O’Shea: What creative satisfaction do you get out of CulturePOP that you don’t gain in your other photographic venues/pursuits?
Kushner: In my freelance career shooting personalities for magazines I almost always have to end up with one singular photo, which will represent a person. I stared thinking that wasn’t enough. I wanted show show more aspects of a person. With CulturePOP, the “portrait” is just a small part of it.
CulturePOP was designed to allow me to experiment with photos and comics form, and to work with and profile people who inspire and fascinate me. Yes, its completely self-indulgent, but I hope viewing these sort of visual, narrative poems will be interesting and entertaining for others as well.
O’Shea: Is there anything you’d like to discuss that I neglected to ask?
Kushner: I think the terms “photocomix” or “fumetti” are somewhat loaded terms for many people. There seems to be a long history here in the US of bady done comics with photos. I remember Vertigo putting out some OGNs done with heavily manipulated photos a while back and, while interesting, I don’t think they worked particularily well for readers.
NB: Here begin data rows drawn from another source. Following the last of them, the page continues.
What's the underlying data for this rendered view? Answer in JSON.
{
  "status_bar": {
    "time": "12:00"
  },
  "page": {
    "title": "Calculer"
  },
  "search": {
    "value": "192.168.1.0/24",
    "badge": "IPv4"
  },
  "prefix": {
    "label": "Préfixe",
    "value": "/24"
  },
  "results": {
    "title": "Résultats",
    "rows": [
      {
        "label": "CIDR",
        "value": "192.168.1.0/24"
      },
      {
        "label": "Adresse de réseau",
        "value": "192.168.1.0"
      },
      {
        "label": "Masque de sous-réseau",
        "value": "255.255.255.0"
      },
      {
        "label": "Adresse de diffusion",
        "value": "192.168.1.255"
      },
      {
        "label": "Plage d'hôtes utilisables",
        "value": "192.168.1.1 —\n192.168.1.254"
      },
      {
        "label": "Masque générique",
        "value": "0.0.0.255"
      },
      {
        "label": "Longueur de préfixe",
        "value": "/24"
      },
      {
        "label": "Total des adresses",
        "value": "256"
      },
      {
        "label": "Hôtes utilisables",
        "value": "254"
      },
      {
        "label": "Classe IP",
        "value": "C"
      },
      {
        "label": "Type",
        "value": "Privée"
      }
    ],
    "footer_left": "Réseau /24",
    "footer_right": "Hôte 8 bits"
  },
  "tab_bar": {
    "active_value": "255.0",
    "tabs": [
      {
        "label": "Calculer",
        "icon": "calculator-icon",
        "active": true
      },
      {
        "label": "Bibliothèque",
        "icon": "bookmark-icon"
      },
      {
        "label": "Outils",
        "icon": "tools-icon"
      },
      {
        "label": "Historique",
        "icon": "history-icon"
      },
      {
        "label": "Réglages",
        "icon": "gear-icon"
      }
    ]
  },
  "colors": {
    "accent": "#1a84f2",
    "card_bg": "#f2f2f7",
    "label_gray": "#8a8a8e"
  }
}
I’m looking to do it differently and (hopefully) more successfully.
I was talking with Kim Deitch recently and he said he used to collect “photo novellas” imported by Hearst from Italy back in the the early 80’s. They were soap style stories but had consistantly strong writing. He also told me both Fellini and Sophia Loren got their start in fumetti. I had no idea. He was very encouraging and said he always thought there was untapped potential in fumetti and very much liked what I was doing.
Also, someone asked me why I was doing this on ACT-I-VATE, and not trying to bring the idea somewhere else, perhaps a venue which paid. It was a good question and I think I had a good answer. Because by posting these on ACT-I-VATE, a webcomix portal, I’m stating very clearly that what I’m doing is COMICS. It’s not photo collage with words or any other possible description. It’s comics. By definition, comics are words and pictures which go together sequentially to tell a story. No one ever said the pictures had to be drawn. Yes, traditionally, drawn images seem to work best, but that doesn’t mean the medium is not open to experimentation with other forms of imagry, like photographic.
Of course, it’s also a honor and a bit of a validation to share a platform with the likes of great creators like Dean Haspiel, Mike Cavallaro, Nick Bertozzi, Simon Fraser, Tim Hamilton, Michel Fiffe and the rest. Their work, and their encouragement and support of my work, has made a huge impact on me. It feels great to be a part of the group and to be making comics.